Exercise description
I need every line of the material below that includes the string "subtitle".

Input for this task

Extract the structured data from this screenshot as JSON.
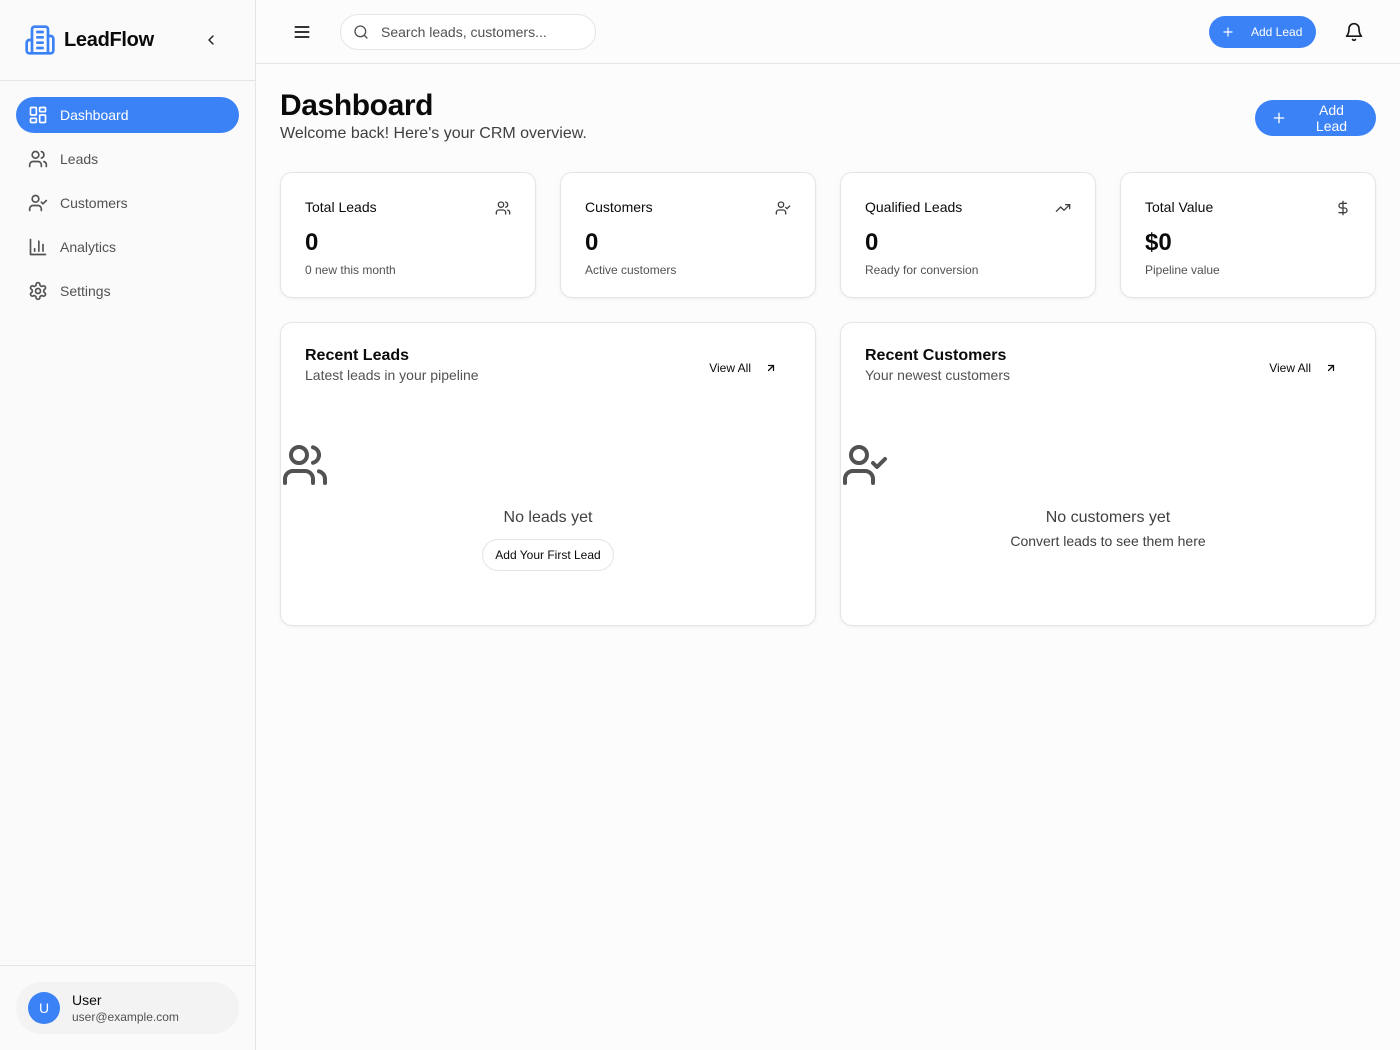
{
  "brand": {
    "name": "LeadFlow",
    "accent_color": "#3b82f6"
  },
  "sidebar": {
    "items": [
      {
        "label": "Dashboard",
        "icon": "layout-grid-icon",
        "active": true
      },
      {
        "label": "Leads",
        "icon": "users-icon"
      },
      {
        "label": "Customers",
        "icon": "user-check-icon"
      },
      {
        "label": "Analytics",
        "icon": "bar-chart-icon"
      },
      {
        "label": "Settings",
        "icon": "gear-icon"
      }
    ],
    "user": {
      "initial": "U",
      "name": "User",
      "email": "user@example.com"
    }
  },
  "topbar": {
    "search_placeholder": "Search leads, customers...",
    "add_lead_label": "Add Lead"
  },
  "page": {
    "title": "Dashboard",
    "subtitle": "Welcome back! Here's your CRM overview.",
    "add_lead_label": "Add Lead"
  },
  "stats": [
    {
      "label": "Total Leads",
      "value": "0",
      "sub": "0 new this month",
      "icon": "users-icon"
    },
    {
      "label": "Customers",
      "value": "0",
      "sub": "Active customers",
      "icon": "user-check-icon"
    },
    {
      "label": "Qualified Leads",
      "value": "0",
      "sub": "Ready for conversion",
      "icon": "trending-up-icon"
    },
    {
      "label": "Total Value",
      "value": "$0",
      "sub": "Pipeline value",
      "icon": "dollar-icon"
    }
  ],
  "recent_leads": {
    "title": "Recent Leads",
    "subtitle": "Latest leads in your pipeline",
    "view_all": "View All",
    "empty_title": "No leads yet",
    "empty_button": "Add Your First Lead"
  },
  "recent_customers": {
    "title": "Recent Customers",
    "subtitle": "Your newest customers",
    "view_all": "View All",
    "empty_title": "No customers yet",
    "empty_sub": "Convert leads to see them here"
  }
}
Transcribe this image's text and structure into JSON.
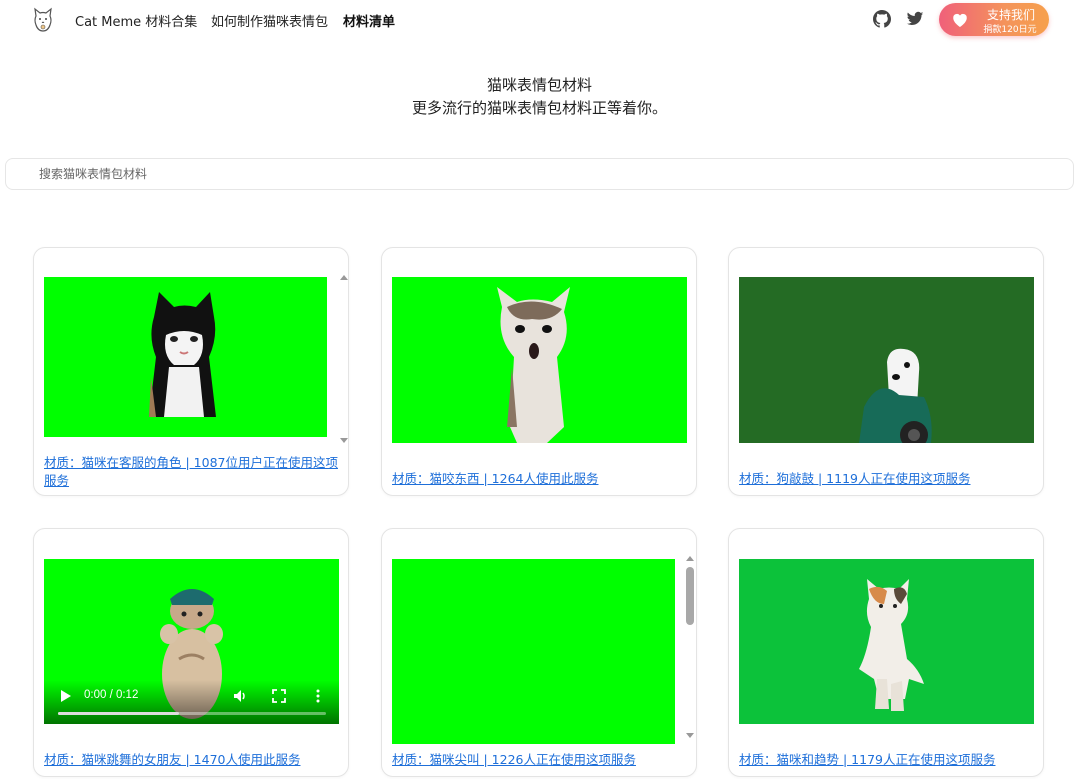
{
  "nav": {
    "brand_label": "Cat Meme 材料合集",
    "howto_label": "如何制作猫咪表情包",
    "list_label": "材料清单",
    "support_label": "支持我们",
    "support_sub": "捐款120日元"
  },
  "hero": {
    "line1": "猫咪表情包材料",
    "line2": "更多流行的猫咪表情包材料正等着你。"
  },
  "search": {
    "placeholder": "搜索猫咪表情包材料"
  },
  "cards": [
    {
      "caption": "材质：猫咪在客服的角色 | 1087位用户正在使用这项服务",
      "bg": "#00ff00"
    },
    {
      "caption": "材质：猫咬东西 | 1264人使用此服务",
      "bg": "#00ff00"
    },
    {
      "caption": "材质：狗敲鼓 | 1119人正在使用这项服务",
      "bg": "#246b24"
    },
    {
      "caption": "材质：猫咪跳舞的女朋友 | 1470人使用此服务",
      "bg": "#00ff00"
    },
    {
      "caption": "材质：猫咪尖叫 | 1226人正在使用这项服务",
      "bg": "#00ff00"
    },
    {
      "caption": "材质：猫咪和趋势 | 1179人正在使用这项服务",
      "bg": "#0cc23a"
    }
  ],
  "video": {
    "time": "0:00 / 0:12",
    "progress": 0.45
  },
  "colors": {
    "accent_link": "#1e6fd9",
    "support_gradient_start": "#f0607a",
    "support_gradient_end": "#f6a04c"
  },
  "icons": [
    "cat-logo-icon",
    "github-icon",
    "twitter-icon",
    "heart-icon",
    "play-icon",
    "volume-icon",
    "fullscreen-icon",
    "more-icon"
  ]
}
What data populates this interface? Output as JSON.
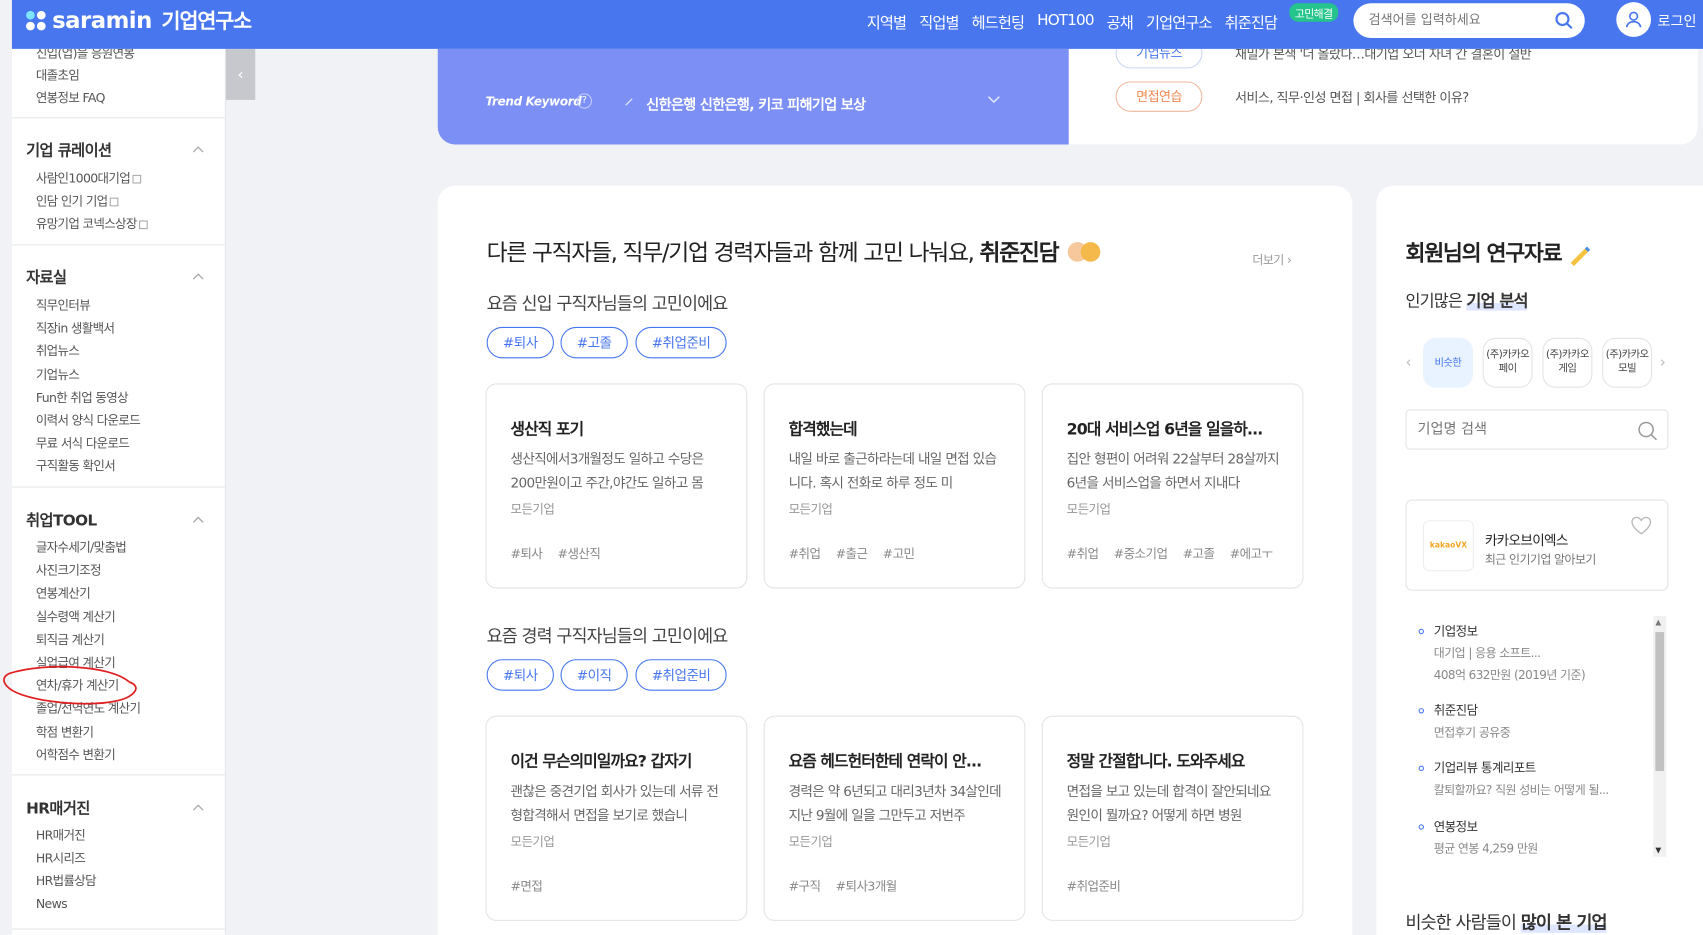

Reply to the exercise
    "subtitle": "Welcome back! Here's your CRM overview.",
    "subtitle": "Latest leads in your pipeline",
    "subtitle": "Your newest customers",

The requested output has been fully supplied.